Newest Updates - Quick View
- Schiit Audio Jotunheim DAC-Headphone Amplifier
- "Spotlight on a Murderer"
- HiFiMan Susvara Headphones
- Were Thomas Barefoot's Speakers Used to Record the Music You're Listening To?
- What We Really Need from New Audio Products
- Audio-Technica ATH-DSR7BT Bluetooth Headphones
- Steve Coleman's Natal Eclipse: "Morphogenesis"
- "Rumble Fish"
- Does Love of Physical Media Have Anything to Do With Love of Music?
- Endless Field: "Endless Field"
- Paradigm Reference Signature S6 v.3 / C3 v.3 / ADP3 v.3 / Sub 1 / PBK Home-Theater Speaker System
- Monitor Audio Silver RX6 / RX Centre / RXFX / RXW-12 Home-Theater Speaker System
- Anthony Gallo Acoustics Nucleus Reference 3.5 Loudspeakers
- Explaining HDMI while Solving the Cause of Blue-Screen Nightmares
- Paradigm Reference Signature S6 v.3 Loudspeakers
- Jienat: “Mira”
- Paradigm Reference MilleniaOne / Seismic 110 Home-Theater Speaker System
- Back Cover
- Peter Gabriel: "Scratch My Back"
- Beat Kaestli: “Invitation”
Nostalgic, Fun Jazz
Summit Records DCD 644
I have to admit that it was the cover of this CD that called to me. It seemed to say, "Play me first." I expected some sort of circus music, and it was there, but not until the clowns had already arrived on tracks 2, 3, and 4. Truth be told, this exceptionally amiable jazz set is about Ted Kooshian's nostalgia, which includes not only clowns but other fun memories too.

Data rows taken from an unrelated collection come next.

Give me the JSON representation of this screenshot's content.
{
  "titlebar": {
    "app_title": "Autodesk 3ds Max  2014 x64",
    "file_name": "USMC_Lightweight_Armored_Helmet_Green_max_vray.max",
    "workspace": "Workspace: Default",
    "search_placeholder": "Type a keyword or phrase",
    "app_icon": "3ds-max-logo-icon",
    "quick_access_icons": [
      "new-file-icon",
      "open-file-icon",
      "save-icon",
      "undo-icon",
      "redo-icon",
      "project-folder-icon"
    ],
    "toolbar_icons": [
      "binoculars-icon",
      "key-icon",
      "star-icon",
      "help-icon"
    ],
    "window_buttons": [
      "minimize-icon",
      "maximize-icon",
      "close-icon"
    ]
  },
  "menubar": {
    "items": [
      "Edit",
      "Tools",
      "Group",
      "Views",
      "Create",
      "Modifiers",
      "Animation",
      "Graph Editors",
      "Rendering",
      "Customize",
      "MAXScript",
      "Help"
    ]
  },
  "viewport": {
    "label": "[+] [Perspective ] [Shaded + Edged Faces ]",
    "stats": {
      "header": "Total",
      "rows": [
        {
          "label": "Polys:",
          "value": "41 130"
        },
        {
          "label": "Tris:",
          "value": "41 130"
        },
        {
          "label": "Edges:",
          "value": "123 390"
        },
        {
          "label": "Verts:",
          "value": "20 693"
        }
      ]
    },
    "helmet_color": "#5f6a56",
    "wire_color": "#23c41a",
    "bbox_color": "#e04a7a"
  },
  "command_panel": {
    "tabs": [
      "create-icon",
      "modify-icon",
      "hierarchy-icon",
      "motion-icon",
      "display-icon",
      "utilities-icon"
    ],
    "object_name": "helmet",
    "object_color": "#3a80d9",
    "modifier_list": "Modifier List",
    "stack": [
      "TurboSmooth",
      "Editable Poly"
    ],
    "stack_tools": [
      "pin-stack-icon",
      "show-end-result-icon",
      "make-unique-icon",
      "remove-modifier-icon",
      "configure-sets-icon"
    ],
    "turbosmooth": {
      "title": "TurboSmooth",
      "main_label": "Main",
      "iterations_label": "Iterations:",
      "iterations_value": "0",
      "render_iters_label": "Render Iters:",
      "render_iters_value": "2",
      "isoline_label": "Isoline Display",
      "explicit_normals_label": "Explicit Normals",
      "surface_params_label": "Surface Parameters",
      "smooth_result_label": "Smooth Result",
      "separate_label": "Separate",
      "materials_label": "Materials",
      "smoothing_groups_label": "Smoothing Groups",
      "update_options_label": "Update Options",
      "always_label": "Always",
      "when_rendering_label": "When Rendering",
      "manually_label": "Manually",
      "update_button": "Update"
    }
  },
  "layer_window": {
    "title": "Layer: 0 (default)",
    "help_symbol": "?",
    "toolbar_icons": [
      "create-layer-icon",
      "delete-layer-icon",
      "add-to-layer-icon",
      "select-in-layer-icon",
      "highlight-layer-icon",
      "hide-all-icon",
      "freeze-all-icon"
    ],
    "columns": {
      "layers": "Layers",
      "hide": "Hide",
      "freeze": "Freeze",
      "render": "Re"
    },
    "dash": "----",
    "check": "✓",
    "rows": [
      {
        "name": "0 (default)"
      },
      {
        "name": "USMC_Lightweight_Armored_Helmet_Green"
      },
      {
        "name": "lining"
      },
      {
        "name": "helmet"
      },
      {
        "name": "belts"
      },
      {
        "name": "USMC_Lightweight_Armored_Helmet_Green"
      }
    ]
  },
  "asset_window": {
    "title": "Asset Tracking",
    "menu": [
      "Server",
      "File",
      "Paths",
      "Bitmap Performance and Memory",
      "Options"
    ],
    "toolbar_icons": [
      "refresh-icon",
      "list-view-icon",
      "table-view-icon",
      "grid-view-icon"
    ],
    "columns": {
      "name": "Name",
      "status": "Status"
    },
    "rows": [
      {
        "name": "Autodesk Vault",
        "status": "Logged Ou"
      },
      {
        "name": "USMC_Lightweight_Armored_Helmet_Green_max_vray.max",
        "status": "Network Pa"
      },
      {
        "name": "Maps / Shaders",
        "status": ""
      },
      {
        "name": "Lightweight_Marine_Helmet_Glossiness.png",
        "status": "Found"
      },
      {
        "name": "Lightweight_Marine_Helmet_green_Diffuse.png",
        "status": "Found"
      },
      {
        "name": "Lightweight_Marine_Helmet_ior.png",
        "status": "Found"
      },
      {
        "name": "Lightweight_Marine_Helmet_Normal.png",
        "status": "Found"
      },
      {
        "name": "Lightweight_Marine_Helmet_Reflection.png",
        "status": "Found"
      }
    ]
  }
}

This is a guy who still remembers the pleasures of boyhood. I relate.
The songs fall into groups. There are actually two songs about clowns -- the title song, written by Kooshian, and "Three Clowns" by Wayne Shorter. Another clown shows up in the song "Koko," inspired by Max Fleischer's Out of the Inkwell cartoons. Other songs in this category include "Porkypine," in honor of one of my own comic-strip heroes, Walt Kelly's Pogo, and "Ignatz," a "tribute to the character in George Herriman's Krazy Kat comic strip."
Another category is that of slightly off-center, cult television shows -- Hugo Montenegro's "I Dream of Jeannie," Lalo Schifrin's "Mannix," Irving Szathmary's "Get Smart," and John Williams's (then writing as Johnny Williams) "Lost in Space." Thrown into the mix without a category are Hoagy Carmichael's "Skylark," Kooshian's "Christmas Day, My Favorite Day," and Dan Hicks's "I Scare Myself." And to close this trip down memory lane, what else but Leigh Harline's "When You Wish upon a Star," from my own favorite animated film, Pinocchio.
"Koko" is the number that gets a dazzling circus treatment, with a few familiar tunes thrown in. The rest are performed in affectionate arrangements that are simply fun. Kooshian is the keyboard player throughout on piano and electronic keyboard. Joining him is saxophonist Jeff Lederer, who can make playing filigree scales sound like fun, whether on soprano, tenor, or flute. Mat Jodrell is a solid trumpet player, and the various combinations of bass and drums are all stellar. The players are seasoned professionals, and they play like it.
The recorded sound has lots of presence and is pretty close-up without being overly aggressive. There is a lot of width to the soundstage and moderate depth for the drums. Those parameters work for this collection.
Clowns Will Be Arriving is an upbeat, fun collection that's easy on the ear. If you need something substantial yet fun to chase the blues away, this is the album.
Be sure to listen to: The bowed and plucked bass work on "Skylark" from Morrie Louden is simply outstanding. After you hear the song once, play it again and listen to just the bass line.
. . . Rad Bennett